The Fresh Loaf

News & Information for Amateur Bakers and Artisan Bread Enthusiasts

Edo Bread's blog

Edo Bread's picture
Edo Bread

Nothing really special or adventurous here. Baked some seeded loaves and kept one for some cheese that I thought would be a perfect pairing (it was). As I sat down in the sunshine and took the first slice, I decided to take a picture to share or at least to serve a record for myself. 

Edo Bread's picture
Edo Bread

I put a lot of energy into flavor and feel of my bread and usually it has a look that I am happy with too. But I really love seeing loaves that are decorative and have beautiful shapes. I am so often impressed with the loaves of people like Anna Giordan.

I had to make loaves for small table settings. Since it was the holidays I did a typical boule, but paired them with a wreath shape inspired by Anna's La Spiga Francese

These were made with 50% Rye starter, 50% wheat starter.  The dough was about 12% Rye, 12% whole wheat.

24 hours bulk ferment.  I increased my normal formula about 15% and then made two loaves, so they are a little smaller so that having both on the table was not overwhelming.

The wreath shape needs work, but as a pair they worked well. This was also a way to let those that love crust enjoy the wreath and plenty of crumb in the boule for those who prefer that.

 

Edo Bread's picture
Edo Bread
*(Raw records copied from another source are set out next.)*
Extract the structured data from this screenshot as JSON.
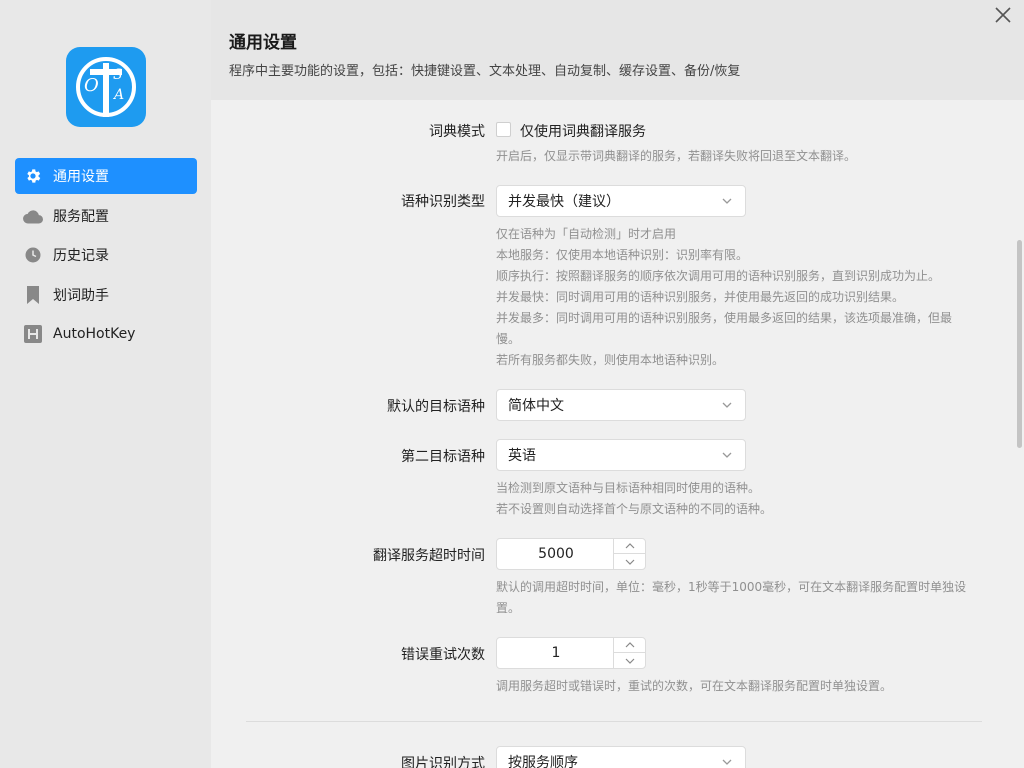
{
  "sidebar": {
    "logo_letters": [
      "O",
      "T",
      "S",
      "A"
    ],
    "items": [
      {
        "label": "通用设置",
        "icon": "gear-icon",
        "active": true
      },
      {
        "label": "服务配置",
        "icon": "cloud-icon",
        "active": false
      },
      {
        "label": "历史记录",
        "icon": "clock-icon",
        "active": false
      },
      {
        "label": "划词助手",
        "icon": "bookmark-icon",
        "active": false
      },
      {
        "label": "AutoHotKey",
        "icon": "h-icon",
        "active": false
      }
    ]
  },
  "header": {
    "title": "通用设置",
    "description": "程序中主要功能的设置，包括：快捷键设置、文本处理、自动复制、缓存设置、备份/恢复"
  },
  "settings": {
    "dict_mode": {
      "label": "词典模式",
      "checkbox_label": "仅使用词典翻译服务",
      "checked": false,
      "hint": "开启后，仅显示带词典翻译的服务，若翻译失败将回退至文本翻译。"
    },
    "lang_detect": {
      "label": "语种识别类型",
      "value": "并发最快（建议）",
      "hints": [
        "仅在语种为「自动检测」时才启用",
        "本地服务：仅使用本地语种识别：识别率有限。",
        "顺序执行：按照翻译服务的顺序依次调用可用的语种识别服务，直到识别成功为止。",
        "并发最快：同时调用可用的语种识别服务，并使用最先返回的成功识别结果。",
        "并发最多：同时调用可用的语种识别服务，使用最多返回的结果，该选项最准确，但最",
        "慢。",
        "若所有服务都失败，则使用本地语种识别。"
      ]
    },
    "default_target": {
      "label": "默认的目标语种",
      "value": "简体中文"
    },
    "second_target": {
      "label": "第二目标语种",
      "value": "英语",
      "hints": [
        "当检测到原文语种与目标语种相同时使用的语种。",
        "若不设置则自动选择首个与原文语种的不同的语种。"
      ]
    },
    "timeout": {
      "label": "翻译服务超时时间",
      "value": "5000",
      "hints": [
        "默认的调用超时时间，单位：毫秒，1秒等于1000毫秒，可在文本翻译服务配置时单独设",
        "置。"
      ]
    },
    "retry": {
      "label": "错误重试次数",
      "value": "1",
      "hint": "调用服务超时或错误时，重试的次数，可在文本翻译服务配置时单独设置。"
    },
    "ocr_mode": {
      "label": "图片识别方式",
      "value": "按服务顺序"
    }
  }
}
These are the little loaves I have been baking for everybody leading up to the New Year. I decided to try one myself and got a crumb shot before it was all gone.

Everyone here knows the smiles and joy a fresh loaf can bring to on occasion. I wish I could try some of the amazing bread I see here on TFL. To all the wonderful people I have met here, happy baking, happy holidays and very happy New Year.

Edo Bread's picture
Edo Bread

This was an experimental loaf. As the weather gets cold I am testing time and temperature.

The idea here was to increase the ratio of rye starter to wheat starter to 2:1 - this was mostly to give it a stronger fuller flavor - that worked. I also let this bulk ferment for about 24 hours. The amount of time out of the fridge is the variable since "room temperature" is definitely different than it was a few months ago.

This formula is for one loaf but I continually get enough rise and spring to actually bake two good sized loaves.

Edo Bread's picture
Edo Bread

Like others here I baked a few rounds of basic batards for use in stuffing and bread pudding.

They all used my wheat and rye starters and had a long fermentation. No pressure on these since they just cut all cut and set to dry for a couple days. Definitely improves the taste of things that requires some bread.

Edo Bread's picture
Edo Bread

Had some pressure on this bake. This loaf was requested by my teenage girl for her high school leadership meeting. She likes this particular formula that uses equal parts of my wheat and rye starters.

It usually ends up being a nice big loaf with lots of flavor and it looks like this won't disappoint. It sang to me for the longest time after pulling it out of the oven. Wish I could go see the crumb, but that isn't going to get to happen. 

 

Edo Bread's picture
Edo Bread

Still doing some experiments with the new cloche.

This was a delicious loaf. Actually got a shot of the crumb so thought I would post. Nothing that special.

Edo Bread's picture
Edo Bread

Nothing special about this loaf. It is what I bake about every other day. I did try a different score to see how it would look.  This had about 20 hours of cold fermentation and ended up very tasty.

Edo Bread's picture
Edo Bread

This used a mix of my two starters - wheat and rye. Pretty straight forward with some sunflower seeds added for crunchy deliciousness.

Edo Bread's picture
Edo Bread

Not much to say about this one. Tasty and didn't last through the evening.

Pages

Subscribe to RSS - Edo Bread's blog